TASK INPUT
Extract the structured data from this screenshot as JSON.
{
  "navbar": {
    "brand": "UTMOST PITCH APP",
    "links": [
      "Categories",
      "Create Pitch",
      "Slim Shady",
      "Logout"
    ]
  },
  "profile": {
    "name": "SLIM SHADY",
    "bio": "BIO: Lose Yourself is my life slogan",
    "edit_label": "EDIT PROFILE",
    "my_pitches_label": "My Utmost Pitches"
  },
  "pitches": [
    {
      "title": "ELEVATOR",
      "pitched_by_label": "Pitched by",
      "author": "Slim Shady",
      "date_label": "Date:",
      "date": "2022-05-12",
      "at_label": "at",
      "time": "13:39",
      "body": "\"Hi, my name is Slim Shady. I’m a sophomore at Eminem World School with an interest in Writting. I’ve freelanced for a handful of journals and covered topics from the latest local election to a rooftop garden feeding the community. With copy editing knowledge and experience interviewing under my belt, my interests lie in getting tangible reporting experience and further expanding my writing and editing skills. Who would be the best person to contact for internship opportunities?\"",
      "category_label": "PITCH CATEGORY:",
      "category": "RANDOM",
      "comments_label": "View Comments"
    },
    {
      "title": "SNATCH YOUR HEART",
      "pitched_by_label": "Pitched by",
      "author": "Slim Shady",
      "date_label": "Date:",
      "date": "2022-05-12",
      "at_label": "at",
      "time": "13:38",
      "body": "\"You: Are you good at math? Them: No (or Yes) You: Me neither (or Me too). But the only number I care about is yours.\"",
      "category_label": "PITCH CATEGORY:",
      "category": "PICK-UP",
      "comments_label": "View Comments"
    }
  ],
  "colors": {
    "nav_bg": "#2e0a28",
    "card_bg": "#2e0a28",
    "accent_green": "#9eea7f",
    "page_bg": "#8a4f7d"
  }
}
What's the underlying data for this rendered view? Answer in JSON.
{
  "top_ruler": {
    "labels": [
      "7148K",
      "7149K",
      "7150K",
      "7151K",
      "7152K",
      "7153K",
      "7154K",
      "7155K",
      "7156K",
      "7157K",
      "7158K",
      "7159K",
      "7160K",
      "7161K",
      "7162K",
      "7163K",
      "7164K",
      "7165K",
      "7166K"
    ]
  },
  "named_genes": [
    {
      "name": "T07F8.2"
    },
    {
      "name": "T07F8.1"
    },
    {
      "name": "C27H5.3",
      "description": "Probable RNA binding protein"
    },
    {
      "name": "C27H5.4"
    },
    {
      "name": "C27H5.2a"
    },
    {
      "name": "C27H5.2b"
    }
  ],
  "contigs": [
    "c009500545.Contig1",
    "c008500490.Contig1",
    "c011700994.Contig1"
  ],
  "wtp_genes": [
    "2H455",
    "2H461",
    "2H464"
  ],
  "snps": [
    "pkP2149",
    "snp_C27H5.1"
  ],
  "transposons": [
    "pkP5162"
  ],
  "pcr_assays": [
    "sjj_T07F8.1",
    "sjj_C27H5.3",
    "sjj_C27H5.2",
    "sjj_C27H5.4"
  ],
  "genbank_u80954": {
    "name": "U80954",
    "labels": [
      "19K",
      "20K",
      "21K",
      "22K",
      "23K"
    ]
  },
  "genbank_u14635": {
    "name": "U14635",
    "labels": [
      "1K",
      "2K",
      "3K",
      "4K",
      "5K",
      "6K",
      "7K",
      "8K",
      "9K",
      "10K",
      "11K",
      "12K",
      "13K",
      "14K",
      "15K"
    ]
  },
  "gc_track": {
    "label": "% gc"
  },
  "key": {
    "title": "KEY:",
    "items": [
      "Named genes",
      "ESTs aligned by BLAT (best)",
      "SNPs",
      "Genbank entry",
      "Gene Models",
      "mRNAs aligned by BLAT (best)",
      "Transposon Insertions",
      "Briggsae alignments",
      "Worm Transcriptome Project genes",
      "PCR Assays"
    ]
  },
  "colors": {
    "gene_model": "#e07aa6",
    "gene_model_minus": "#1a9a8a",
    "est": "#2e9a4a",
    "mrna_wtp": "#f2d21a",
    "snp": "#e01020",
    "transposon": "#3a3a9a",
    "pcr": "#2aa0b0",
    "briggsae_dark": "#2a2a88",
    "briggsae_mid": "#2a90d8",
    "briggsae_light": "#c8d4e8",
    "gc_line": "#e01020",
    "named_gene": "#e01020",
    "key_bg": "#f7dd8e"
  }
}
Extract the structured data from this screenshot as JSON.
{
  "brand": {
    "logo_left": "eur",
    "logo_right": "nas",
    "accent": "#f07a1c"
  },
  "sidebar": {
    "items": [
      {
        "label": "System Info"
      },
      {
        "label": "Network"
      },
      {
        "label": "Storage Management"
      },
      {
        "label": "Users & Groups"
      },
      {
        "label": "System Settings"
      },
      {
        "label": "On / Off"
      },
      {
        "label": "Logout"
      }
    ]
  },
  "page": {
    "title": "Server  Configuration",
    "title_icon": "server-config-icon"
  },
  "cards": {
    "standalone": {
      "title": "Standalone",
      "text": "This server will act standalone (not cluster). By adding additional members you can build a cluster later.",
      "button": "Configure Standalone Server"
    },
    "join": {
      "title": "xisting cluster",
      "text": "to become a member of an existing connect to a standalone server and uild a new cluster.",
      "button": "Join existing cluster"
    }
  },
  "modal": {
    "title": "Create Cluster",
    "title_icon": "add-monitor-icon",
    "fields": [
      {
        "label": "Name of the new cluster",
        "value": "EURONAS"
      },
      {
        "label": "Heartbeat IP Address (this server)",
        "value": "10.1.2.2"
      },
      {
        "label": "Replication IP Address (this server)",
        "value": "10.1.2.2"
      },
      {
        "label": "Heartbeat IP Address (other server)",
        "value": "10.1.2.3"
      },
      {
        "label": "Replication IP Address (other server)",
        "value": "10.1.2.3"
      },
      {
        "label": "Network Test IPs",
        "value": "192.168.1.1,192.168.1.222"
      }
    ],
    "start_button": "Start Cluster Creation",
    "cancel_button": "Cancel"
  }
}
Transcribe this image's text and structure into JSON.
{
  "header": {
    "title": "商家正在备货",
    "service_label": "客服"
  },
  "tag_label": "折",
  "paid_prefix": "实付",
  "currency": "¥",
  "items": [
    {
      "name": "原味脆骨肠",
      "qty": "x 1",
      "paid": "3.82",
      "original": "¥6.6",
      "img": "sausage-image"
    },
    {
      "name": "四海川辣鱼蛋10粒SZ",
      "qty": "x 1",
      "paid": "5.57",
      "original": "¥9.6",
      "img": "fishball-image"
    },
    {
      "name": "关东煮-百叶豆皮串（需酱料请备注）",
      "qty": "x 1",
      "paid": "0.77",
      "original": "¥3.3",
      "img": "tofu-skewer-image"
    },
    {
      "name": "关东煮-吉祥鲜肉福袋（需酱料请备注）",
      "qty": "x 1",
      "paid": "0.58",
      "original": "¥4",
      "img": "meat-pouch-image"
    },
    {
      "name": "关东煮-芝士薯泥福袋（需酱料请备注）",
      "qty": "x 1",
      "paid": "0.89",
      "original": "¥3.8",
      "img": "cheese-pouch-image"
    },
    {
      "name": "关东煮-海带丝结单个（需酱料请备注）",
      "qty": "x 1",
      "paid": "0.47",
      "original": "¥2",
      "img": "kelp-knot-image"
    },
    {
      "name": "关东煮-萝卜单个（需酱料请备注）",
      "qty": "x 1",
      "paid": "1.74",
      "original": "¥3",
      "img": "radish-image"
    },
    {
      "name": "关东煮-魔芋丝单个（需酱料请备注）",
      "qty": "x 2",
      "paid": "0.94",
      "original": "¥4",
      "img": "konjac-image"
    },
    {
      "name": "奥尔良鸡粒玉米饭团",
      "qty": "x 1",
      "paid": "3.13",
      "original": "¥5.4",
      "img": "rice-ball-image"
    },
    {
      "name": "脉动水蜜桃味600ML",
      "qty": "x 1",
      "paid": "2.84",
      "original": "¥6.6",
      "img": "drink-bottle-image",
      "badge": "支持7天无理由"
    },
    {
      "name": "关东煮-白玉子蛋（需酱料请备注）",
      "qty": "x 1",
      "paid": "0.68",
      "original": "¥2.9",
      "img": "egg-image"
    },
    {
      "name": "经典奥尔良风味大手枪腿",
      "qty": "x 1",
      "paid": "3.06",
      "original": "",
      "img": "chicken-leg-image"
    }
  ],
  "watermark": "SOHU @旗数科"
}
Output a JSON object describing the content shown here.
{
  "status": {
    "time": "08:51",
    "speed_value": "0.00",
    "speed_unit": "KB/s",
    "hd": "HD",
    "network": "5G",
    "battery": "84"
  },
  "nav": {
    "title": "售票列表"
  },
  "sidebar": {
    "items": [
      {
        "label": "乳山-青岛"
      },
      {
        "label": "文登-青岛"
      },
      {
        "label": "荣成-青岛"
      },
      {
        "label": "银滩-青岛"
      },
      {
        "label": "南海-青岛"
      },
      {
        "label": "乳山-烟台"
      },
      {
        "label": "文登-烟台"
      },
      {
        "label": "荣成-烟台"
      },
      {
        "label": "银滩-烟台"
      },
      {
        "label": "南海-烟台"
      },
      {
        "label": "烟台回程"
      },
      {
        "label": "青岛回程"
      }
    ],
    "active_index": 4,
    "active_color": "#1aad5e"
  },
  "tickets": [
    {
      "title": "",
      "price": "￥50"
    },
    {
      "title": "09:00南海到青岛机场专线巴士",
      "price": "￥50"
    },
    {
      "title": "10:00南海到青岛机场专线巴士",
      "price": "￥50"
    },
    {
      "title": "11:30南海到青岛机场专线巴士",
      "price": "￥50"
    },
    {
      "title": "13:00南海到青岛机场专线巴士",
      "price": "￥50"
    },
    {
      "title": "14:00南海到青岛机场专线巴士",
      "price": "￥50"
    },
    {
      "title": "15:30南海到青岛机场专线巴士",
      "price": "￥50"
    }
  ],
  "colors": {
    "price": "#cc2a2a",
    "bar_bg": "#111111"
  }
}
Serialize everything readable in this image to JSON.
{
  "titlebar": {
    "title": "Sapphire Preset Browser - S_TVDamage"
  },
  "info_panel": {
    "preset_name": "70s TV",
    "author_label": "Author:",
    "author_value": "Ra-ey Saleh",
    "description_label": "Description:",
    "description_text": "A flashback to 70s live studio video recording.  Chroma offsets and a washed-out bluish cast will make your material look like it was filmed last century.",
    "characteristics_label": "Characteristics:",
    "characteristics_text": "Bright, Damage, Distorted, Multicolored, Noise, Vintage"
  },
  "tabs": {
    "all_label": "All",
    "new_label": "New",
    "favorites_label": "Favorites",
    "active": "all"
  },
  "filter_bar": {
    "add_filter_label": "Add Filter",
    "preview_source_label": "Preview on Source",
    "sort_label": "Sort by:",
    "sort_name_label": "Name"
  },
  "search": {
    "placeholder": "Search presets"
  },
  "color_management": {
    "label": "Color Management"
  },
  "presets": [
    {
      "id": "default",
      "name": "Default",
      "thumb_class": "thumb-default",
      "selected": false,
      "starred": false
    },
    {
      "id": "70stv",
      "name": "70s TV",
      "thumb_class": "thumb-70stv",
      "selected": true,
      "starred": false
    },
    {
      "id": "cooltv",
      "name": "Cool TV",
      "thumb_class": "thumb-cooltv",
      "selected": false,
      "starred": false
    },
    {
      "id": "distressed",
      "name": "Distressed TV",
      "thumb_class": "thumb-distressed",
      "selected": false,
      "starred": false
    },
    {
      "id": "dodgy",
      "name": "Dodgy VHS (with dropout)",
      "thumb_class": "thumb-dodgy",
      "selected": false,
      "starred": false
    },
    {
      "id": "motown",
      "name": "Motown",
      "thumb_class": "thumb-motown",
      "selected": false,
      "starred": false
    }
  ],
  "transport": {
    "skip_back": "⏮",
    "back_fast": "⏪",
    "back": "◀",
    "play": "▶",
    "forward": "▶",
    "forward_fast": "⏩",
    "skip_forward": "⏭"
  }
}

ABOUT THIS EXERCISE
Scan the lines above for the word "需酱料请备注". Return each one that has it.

TASK SOLUTION
      "name": "关东煮-百叶豆皮串（需酱料请备注）",
      "name": "关东煮-吉祥鲜肉福袋（需酱料请备注）",
      "name": "关东煮-芝士薯泥福袋（需酱料请备注）",
      "name": "关东煮-海带丝结单个（需酱料请备注）",
      "name": "关东煮-萝卜单个（需酱料请备注）",
      "name": "关东煮-魔芋丝单个（需酱料请备注）",
      "name": "关东煮-白玉子蛋（需酱料请备注）",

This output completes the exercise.